UN to blast North Korea over failed rocket launch

The UN security council has agreed a statement on North Korea’s failed rocket launch which it will release on Monday, diplomats said.

The so-called “presidential statement” was finalised during talks at the weekend between the 15-members of the council.

Unlike resolutions, council statements are not voted on but are adopted unanimously.

The security council initially “deplored” the launch as a breach of UN sanctions resolutions, in the hours after the rocket disintegrated over the Yellow Sea. US ambassador Susan Rice, the council president, said an “appropriate” follow-up response was being negotiated.

“Agreement has now been reached, the presidential statement will come out Monday,” one council diplomat told Agence France-Presse on condition of anonymity.

The security council agreed on sanctions against the isolated North in 2006 and 2009 after it staged nuclear weapons tests. There are now fears that the communist state could stage a new nuclear test.

After days of closed-door haggling, the council was hoping to adopt a statement condemning the botched rocket launch and suggesting an expansion of a UN blacklist of North Korean firms and individuals, envoys said.

Failure to launch
Diplomats told Reuters on condition of anonymity that China, North Korea’s closest ally, was pushing for a softer rebuke than the one favoured by the United States, which holds this month’s security council presidency.

UN secretary general Ban Ki-moon, a former South Korean foreign minister, has also deplored the rocket launch.

North Korea admitted its long-range rocket failed to deliver a satellite into orbit on Friday while US and South Korean officials said it crashed into the sea a few minutes after launch.

Diplomats said no council member had pushed the idea of imposing new sanctions on Pyongyang in retaliation for the launch, something China and Russia would have opposed.

But they said the draft statement does urge the security council’s North Korea sanctions committee to consider adding new names to an existing UN blacklist of firms and individuals linked to Pyongyang’s nuclear and missile industries.

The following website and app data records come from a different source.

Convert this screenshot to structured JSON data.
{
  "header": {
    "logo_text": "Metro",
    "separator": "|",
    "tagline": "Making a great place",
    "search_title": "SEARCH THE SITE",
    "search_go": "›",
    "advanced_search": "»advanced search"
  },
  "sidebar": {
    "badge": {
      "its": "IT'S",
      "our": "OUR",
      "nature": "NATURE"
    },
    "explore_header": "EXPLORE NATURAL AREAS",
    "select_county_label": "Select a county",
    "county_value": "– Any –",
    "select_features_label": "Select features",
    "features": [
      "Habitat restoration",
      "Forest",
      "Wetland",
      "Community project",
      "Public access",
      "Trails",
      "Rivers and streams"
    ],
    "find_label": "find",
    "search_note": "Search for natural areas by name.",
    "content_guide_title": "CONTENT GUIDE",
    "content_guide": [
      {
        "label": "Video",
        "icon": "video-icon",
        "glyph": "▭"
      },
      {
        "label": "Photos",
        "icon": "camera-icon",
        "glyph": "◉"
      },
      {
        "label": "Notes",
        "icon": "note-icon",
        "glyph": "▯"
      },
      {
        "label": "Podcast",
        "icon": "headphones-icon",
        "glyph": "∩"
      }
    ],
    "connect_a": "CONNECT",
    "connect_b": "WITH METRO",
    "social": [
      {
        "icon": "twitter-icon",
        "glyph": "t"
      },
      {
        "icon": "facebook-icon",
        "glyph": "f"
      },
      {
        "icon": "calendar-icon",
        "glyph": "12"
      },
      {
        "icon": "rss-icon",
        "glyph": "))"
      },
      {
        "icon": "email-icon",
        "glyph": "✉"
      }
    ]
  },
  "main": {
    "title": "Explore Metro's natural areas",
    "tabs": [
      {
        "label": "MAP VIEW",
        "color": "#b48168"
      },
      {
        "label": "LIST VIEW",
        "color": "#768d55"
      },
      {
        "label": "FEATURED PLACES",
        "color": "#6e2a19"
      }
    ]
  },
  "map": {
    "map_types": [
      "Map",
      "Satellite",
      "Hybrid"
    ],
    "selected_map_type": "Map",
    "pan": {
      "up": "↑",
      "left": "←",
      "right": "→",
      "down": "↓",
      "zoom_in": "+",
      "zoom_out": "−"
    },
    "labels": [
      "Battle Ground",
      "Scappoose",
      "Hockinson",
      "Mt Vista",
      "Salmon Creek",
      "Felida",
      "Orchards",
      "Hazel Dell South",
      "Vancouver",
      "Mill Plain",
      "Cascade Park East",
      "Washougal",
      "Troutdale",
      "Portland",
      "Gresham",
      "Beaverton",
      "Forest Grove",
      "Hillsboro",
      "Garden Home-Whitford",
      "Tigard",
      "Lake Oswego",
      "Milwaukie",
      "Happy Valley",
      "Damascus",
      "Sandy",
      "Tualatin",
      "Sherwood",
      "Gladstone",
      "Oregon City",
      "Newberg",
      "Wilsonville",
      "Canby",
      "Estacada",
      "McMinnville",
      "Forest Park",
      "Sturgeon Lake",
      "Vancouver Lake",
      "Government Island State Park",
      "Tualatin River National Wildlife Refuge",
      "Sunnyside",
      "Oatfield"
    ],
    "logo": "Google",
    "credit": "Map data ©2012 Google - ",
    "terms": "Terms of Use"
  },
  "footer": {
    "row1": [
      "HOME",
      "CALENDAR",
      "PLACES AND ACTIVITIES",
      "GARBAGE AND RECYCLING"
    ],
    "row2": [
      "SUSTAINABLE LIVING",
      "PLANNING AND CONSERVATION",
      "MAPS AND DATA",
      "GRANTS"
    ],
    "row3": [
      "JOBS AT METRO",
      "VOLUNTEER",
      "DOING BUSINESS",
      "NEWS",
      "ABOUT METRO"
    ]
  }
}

US and other Western officials have said the launch violated a UN ban on the use of ballistic missile technology by North Korea.—AFP, Reuters